The World Bank Group has raised concerns about Kenya's continued vulnerability to debt distress, following its recent Eurobond settlement.

This settlement involved issuing new bonds at a significantly higher interest rate to repurchase a portion of its maturing sovereign debt.

Kenya paid a premium to mitigate the risk of defaulting on its first Eurobond, valued at Sh260.4 billion ($2 billion).

In February, the country issued new notes worth Sh195.3 billion ($1.5 billion) at a hefty 9.75 per cent interest rate, compared to the 6.875 per cent coupon on the maturing bond.

While Kenya will avoid immediate default on $500 million by issuing new debt, the long-term consequences are concerning.

"External borrowing is considerably more expensive now than before the pandemic," the World Bank noted, "despite a gradual decrease in sovereign risk premiums."

This sentiment is echoed by the new Eurobond's interest rate, significantly higher than the maturing one.

The additional debt burden translates to higher annual debt service costs for Kenya.

The new Eurobond is estimated to cost Sh1.1 billion more annually, bringing the total interest payments to Sh19 billion ($146.2 million) compared to the Sh17.9 billion ($137.5 billion) for the original bond.

These rising refinancing costs exacerbate the risk of debt distress across the region, despite a slight decline in public debt relative to GDP.

"Over half of African governments face external liquidity issues, unsustainable debt burdens, or are actively restructuring their debts," the World Bank added.

The surge in government borrowing from non-traditional lenders and exposure to volatile market financing have further amplified this risk.

Kenya's decision to refinance at a higher interest rate stemmed from anxieties surrounding its ability to meet the June maturity deadline.

These anxieties manifested in a weakening Kenyan shilling, reflecting investor concerns about a potential currency devaluation in case of default.

Additionally, interest rates on both domestic and foreign government securities spiked as investors factored in the default risk.
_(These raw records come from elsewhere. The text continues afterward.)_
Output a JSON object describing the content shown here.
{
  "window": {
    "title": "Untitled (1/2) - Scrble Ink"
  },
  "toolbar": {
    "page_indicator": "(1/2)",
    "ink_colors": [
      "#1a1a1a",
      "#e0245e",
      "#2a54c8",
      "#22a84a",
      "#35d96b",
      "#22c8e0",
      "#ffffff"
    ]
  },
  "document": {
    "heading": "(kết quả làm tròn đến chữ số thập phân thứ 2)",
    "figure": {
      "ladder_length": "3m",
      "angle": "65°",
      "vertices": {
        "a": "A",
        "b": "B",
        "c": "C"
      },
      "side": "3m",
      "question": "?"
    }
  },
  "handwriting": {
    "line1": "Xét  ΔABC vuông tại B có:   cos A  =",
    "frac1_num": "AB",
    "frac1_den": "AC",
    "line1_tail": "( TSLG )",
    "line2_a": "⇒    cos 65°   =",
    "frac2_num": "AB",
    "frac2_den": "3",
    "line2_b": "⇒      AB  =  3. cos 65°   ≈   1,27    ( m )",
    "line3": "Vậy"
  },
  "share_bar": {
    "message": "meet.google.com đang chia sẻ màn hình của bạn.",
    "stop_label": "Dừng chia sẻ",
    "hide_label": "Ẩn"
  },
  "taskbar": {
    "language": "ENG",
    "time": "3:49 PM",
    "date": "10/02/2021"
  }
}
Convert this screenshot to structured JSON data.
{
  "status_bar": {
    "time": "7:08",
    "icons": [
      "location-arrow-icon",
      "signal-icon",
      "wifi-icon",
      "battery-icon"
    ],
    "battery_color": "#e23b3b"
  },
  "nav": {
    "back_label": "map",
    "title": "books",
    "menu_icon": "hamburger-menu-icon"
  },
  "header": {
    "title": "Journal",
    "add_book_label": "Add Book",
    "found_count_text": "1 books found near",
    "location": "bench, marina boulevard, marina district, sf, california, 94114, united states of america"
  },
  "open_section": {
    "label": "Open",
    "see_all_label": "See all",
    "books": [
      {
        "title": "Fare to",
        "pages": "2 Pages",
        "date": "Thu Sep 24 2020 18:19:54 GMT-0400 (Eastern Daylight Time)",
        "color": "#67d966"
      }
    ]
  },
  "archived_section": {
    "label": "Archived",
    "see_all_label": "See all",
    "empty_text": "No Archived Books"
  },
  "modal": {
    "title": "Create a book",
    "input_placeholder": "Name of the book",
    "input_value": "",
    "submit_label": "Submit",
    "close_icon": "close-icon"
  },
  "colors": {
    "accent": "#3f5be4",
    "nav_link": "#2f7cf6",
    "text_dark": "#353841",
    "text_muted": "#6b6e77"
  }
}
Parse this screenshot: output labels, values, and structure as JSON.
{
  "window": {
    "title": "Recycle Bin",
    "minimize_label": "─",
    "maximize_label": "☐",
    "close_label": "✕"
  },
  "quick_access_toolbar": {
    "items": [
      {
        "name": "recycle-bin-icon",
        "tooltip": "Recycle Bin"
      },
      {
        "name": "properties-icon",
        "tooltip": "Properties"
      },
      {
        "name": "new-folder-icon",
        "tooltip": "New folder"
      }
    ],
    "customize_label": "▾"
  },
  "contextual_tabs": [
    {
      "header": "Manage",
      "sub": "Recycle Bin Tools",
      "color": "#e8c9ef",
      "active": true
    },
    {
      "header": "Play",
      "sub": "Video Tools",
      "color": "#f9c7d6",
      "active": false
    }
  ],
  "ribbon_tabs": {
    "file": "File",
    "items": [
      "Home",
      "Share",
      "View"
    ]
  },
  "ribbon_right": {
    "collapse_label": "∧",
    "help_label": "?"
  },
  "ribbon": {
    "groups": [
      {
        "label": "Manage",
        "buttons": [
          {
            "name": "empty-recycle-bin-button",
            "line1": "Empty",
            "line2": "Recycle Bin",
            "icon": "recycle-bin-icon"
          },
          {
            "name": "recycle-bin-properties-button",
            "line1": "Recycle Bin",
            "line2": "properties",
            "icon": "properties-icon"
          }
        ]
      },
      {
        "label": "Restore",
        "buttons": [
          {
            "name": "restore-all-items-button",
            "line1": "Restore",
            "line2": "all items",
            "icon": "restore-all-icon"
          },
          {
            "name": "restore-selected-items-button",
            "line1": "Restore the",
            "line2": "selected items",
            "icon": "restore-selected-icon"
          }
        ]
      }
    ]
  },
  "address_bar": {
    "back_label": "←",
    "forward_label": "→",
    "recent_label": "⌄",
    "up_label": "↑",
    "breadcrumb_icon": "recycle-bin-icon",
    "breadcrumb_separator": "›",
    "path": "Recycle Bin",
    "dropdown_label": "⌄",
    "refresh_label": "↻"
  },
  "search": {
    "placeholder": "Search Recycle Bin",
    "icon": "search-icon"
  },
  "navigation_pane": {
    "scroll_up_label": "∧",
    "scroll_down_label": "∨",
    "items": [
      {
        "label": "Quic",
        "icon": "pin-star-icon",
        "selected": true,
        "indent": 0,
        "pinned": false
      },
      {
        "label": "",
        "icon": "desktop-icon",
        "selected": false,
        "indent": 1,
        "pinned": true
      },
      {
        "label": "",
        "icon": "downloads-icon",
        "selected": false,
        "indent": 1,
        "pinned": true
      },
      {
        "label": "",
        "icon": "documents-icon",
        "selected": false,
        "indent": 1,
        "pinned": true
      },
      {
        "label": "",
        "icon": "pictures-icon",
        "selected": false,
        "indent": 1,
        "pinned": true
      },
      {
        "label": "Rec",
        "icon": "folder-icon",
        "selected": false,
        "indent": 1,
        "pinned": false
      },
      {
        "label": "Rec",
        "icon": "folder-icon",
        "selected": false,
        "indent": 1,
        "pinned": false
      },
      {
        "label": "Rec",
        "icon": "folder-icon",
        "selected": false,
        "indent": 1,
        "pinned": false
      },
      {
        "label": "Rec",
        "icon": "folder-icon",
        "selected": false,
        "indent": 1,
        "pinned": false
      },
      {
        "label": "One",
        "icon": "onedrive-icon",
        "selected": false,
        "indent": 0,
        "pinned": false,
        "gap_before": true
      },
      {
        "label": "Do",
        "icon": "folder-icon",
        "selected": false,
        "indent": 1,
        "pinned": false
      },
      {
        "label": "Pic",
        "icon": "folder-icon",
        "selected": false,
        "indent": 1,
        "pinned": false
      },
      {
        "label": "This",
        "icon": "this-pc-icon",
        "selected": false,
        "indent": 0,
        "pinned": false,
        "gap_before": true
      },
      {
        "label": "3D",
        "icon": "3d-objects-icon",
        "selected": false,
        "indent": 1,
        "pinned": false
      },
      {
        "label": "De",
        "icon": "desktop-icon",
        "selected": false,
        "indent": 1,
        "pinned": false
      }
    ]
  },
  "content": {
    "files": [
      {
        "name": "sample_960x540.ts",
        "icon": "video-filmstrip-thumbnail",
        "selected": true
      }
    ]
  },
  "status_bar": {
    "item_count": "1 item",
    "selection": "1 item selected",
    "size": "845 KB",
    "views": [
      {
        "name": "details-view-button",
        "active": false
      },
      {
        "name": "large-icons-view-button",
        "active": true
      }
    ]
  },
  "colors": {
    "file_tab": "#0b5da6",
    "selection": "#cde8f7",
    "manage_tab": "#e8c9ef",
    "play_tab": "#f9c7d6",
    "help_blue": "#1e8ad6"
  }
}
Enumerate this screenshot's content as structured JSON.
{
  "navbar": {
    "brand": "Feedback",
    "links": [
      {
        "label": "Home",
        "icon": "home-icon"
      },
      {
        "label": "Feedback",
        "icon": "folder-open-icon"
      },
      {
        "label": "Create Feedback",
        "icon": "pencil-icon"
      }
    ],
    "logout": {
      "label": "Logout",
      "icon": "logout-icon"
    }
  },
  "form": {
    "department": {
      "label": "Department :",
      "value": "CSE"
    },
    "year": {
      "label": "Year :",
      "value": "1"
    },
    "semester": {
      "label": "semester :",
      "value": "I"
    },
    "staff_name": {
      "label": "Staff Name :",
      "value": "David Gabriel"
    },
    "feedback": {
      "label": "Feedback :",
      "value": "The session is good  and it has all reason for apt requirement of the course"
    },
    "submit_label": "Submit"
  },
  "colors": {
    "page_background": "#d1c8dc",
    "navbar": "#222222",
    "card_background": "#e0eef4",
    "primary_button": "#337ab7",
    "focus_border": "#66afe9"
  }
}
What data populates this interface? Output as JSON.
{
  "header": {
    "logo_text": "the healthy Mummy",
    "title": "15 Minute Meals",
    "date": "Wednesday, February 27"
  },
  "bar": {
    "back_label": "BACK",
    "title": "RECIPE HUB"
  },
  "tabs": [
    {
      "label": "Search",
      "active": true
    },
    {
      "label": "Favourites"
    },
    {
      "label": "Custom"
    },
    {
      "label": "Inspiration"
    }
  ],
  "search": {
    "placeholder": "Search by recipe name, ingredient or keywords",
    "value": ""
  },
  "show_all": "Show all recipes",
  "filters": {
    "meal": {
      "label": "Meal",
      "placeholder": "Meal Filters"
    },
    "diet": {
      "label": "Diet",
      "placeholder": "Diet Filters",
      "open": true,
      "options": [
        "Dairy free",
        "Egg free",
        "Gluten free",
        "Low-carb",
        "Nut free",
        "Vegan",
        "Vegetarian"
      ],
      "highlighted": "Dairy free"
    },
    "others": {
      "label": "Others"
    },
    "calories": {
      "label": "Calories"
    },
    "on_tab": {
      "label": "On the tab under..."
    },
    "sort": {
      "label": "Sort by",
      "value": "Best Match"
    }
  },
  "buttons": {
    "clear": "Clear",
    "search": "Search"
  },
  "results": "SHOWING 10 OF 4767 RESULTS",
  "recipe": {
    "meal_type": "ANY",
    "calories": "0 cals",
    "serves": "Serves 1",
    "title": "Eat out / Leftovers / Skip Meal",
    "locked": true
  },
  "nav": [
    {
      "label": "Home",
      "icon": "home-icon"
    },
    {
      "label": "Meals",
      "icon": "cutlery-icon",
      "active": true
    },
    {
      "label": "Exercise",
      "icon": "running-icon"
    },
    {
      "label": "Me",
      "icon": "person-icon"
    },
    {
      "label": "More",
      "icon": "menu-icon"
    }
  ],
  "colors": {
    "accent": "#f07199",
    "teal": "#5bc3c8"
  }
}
The new Eurobond's higher coupon reflects a broader trend of increased global borrowing costs.

Central banks worldwide have raised interest rates to combat post-pandemic inflation, making borrowing more expensive.

However, there are some positive signs. Since the new bond issuance, the Kenyan shilling has strengthened against major currencies, and interest rates on government securities have begun to decline.

Notably, Treasury Bill rates fell for the first time in two years last week, indicating a potential easing of government borrowing costs.

The Central Bank of Kenya (CBK) anticipates a further decrease in domestic interest rates.

This is expected to be facilitated by increased disbursements of external financing, particularly from multilateral lenders like the World Bank and the International Monetary Fund.

Notably, a portion of this external financing is intended to complete the settlement of Kenya's debut Eurobond.

While the immediate crisis of default has been averted, Kenya's long-term economic health remains a concern.

The high cost of this debt settlement highlights the need for the country to implement sustainable fiscal policies and diversify its borrowing sources to mitigate future debt distress risks.